The biggest distinction that juicing has over heated forms of cannabis, however, is that it doesn’t make you high. This is useful for anyone taking raw dietary cannabis, but particularly for cancer patients who have been sick for many years and have developed a tolerance to THC, the chemical that causes the psychological effects of marijuana.
“You’re able to yield the medical benefits without any kind of psychoactive effect from it,” Greuner said.
Experts agree, unlike smoking pot, there’s little risk to juicing cannabis. In his 8,000 patients, Courtney said only one or two reported an allergic reaction when the raw leaf
came into contact with their skin.

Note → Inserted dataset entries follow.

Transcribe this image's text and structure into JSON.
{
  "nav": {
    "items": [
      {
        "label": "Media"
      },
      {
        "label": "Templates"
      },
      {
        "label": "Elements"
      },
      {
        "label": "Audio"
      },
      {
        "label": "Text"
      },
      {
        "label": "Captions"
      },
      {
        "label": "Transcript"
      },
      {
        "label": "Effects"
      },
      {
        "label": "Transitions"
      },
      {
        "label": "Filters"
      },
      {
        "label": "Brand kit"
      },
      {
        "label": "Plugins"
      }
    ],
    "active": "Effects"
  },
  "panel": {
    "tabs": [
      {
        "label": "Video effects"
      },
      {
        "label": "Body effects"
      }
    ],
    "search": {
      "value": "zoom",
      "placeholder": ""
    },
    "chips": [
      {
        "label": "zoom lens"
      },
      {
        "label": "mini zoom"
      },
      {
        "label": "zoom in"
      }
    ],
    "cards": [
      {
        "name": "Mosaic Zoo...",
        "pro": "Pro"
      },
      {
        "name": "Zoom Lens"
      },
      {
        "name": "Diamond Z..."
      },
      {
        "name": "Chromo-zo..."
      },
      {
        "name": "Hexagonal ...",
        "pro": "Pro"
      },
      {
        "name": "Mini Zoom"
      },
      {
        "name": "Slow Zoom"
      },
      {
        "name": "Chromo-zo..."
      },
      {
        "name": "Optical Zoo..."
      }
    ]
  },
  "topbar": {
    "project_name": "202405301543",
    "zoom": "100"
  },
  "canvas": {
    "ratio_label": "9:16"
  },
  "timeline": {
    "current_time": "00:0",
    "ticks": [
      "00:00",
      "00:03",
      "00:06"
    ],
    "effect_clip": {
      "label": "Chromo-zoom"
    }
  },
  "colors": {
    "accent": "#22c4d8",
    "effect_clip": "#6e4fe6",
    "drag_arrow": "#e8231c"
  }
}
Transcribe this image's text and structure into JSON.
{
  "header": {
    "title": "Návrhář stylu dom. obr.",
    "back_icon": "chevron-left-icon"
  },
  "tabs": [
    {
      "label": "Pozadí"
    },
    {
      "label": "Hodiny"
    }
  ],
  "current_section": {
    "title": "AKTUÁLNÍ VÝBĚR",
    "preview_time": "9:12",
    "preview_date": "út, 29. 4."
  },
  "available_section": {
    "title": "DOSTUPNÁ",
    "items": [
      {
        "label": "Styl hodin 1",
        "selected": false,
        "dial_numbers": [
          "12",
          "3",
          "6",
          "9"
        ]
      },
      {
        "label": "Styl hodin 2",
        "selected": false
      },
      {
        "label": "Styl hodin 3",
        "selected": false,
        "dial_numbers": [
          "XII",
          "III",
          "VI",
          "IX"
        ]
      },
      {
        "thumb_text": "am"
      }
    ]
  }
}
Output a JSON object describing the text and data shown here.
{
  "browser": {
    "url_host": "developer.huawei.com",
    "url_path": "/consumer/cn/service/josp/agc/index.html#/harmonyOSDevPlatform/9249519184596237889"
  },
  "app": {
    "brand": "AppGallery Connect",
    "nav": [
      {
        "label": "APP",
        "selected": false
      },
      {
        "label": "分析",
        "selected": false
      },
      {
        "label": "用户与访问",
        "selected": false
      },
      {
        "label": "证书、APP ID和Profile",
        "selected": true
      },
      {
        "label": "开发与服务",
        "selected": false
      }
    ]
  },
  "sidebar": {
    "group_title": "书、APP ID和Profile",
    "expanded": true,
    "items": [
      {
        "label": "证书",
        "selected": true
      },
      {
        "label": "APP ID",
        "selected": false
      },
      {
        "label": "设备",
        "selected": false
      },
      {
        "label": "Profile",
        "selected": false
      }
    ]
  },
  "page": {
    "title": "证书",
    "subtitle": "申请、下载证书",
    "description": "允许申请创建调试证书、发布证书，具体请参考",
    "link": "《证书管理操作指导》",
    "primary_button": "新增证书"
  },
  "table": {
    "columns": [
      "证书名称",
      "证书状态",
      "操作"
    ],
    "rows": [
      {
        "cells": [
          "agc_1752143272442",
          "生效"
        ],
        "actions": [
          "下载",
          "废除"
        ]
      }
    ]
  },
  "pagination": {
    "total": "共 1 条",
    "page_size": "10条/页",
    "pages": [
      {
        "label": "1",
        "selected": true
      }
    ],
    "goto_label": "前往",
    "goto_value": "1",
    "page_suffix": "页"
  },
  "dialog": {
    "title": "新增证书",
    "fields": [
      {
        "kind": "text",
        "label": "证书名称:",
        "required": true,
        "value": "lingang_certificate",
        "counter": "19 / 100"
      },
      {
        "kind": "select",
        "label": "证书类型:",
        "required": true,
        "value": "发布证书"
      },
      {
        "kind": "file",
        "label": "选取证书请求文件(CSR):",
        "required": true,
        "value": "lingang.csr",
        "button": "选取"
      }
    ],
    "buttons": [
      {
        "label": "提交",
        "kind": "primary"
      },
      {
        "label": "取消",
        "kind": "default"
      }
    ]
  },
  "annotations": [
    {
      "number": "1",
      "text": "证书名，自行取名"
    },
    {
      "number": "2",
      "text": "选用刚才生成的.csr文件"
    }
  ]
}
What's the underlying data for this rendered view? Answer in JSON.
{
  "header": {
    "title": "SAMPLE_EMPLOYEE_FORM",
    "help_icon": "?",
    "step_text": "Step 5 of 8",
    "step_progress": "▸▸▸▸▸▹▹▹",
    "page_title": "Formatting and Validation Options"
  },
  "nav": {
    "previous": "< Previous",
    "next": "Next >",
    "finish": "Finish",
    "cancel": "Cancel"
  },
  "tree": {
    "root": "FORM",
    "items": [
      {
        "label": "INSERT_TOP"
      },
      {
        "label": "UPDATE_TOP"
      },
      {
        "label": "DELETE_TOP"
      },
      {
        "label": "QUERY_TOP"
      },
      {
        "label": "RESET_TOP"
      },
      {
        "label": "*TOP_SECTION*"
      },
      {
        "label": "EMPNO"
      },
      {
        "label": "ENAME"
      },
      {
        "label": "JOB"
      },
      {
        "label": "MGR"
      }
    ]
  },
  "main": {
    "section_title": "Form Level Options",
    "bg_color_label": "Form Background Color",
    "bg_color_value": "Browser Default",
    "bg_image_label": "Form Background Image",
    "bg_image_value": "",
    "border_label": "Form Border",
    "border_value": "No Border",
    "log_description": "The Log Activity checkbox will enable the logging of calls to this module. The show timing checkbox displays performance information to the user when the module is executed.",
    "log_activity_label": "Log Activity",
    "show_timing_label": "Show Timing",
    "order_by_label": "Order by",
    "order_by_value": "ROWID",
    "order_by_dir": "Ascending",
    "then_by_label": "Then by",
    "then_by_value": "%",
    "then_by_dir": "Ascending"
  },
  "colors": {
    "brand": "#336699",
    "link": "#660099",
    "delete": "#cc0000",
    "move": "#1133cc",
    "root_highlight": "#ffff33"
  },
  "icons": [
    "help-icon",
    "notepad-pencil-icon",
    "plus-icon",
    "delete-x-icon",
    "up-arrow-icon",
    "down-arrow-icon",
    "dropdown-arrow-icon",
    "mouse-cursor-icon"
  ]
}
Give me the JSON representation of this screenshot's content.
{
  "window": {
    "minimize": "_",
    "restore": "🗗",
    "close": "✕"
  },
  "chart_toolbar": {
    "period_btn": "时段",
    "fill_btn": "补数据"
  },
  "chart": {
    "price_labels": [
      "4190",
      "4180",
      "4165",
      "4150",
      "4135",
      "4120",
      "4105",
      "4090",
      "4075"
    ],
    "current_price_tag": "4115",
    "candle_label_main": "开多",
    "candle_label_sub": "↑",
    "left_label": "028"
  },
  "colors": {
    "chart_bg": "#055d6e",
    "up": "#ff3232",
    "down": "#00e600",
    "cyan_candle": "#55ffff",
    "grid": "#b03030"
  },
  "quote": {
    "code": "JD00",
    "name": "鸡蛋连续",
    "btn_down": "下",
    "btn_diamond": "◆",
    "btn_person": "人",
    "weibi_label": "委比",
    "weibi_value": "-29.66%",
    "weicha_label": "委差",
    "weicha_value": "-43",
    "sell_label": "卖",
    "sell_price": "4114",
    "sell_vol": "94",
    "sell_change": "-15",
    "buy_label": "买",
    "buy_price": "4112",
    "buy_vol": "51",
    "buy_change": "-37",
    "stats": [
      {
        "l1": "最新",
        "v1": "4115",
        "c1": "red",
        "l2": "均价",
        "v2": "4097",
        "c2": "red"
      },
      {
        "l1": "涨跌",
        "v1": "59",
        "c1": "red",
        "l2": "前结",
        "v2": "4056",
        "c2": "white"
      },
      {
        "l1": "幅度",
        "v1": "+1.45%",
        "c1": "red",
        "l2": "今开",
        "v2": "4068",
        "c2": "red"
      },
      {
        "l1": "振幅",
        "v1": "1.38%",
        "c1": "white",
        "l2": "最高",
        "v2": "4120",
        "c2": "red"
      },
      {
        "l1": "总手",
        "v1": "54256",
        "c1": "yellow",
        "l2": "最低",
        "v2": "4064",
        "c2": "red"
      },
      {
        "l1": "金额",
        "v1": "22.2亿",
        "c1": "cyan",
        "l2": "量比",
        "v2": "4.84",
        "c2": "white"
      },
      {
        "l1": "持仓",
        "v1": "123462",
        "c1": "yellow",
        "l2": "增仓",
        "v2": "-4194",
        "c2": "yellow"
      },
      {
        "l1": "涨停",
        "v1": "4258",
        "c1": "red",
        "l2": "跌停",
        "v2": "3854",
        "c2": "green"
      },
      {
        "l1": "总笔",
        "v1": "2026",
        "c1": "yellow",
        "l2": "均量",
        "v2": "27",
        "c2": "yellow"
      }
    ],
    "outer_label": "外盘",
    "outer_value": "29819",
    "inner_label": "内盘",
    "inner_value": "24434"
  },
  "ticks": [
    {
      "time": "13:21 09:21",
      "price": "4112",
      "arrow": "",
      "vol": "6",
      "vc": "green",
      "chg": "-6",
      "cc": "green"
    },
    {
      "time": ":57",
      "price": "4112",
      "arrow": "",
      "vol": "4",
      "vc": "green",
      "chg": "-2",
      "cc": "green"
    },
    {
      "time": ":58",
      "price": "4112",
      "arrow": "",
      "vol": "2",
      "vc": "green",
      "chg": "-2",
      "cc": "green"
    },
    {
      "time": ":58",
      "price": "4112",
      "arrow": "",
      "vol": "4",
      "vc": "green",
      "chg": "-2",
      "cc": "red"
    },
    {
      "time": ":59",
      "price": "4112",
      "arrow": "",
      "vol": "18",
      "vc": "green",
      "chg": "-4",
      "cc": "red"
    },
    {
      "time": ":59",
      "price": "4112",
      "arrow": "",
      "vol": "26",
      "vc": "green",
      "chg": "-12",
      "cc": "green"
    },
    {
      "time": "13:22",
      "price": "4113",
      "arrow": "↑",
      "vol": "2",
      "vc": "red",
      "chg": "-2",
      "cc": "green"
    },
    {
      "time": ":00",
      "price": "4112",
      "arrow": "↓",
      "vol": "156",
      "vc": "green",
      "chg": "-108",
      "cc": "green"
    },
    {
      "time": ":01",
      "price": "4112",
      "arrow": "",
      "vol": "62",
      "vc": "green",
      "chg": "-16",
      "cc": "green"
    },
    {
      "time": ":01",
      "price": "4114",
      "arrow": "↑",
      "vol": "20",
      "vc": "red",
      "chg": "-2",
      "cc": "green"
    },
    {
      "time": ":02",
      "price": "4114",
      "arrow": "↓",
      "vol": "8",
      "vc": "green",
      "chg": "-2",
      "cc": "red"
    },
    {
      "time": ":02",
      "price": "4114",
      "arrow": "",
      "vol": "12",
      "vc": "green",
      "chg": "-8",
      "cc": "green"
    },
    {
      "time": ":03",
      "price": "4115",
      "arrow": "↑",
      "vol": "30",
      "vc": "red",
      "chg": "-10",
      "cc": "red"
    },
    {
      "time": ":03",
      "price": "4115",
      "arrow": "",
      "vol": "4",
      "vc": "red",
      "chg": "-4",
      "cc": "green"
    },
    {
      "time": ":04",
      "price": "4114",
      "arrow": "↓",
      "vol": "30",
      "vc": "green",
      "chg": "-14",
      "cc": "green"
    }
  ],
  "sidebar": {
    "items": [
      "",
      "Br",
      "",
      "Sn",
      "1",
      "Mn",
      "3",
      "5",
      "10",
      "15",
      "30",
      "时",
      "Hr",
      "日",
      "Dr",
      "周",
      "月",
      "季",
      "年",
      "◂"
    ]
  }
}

About one in 1,000 of Courtney’s patients reported having a psychoactive effect from eating both the leaf and the flower. Eating both could deliver an excess of cannabinoids, either because it’s an unusual plant or the individual is more susceptible to the effects so he now advises against it.
Of course, since medical marijuana is legal in only 23 states and the District of Columbia, access is always an issue.
If grapes are accessible and affordable, but can also be turned into wine— which has psychoactive effects— and costs a premium, “it doesn’t mean we can’t concurrently allow a raw cannabis to be very affordable to bring its’ dietary essential attributes to everyone,” Courtney said
For Marsh, who has written a book, “Juicing Cannabis for Healing,” and now obtains the plant from marijuana caregivers and also grows her own, she hopes she’ll always have access to it.
“In my ideal world, it would be nice if one day you could go to Whole Foods and buy it in the frozen section,” she said.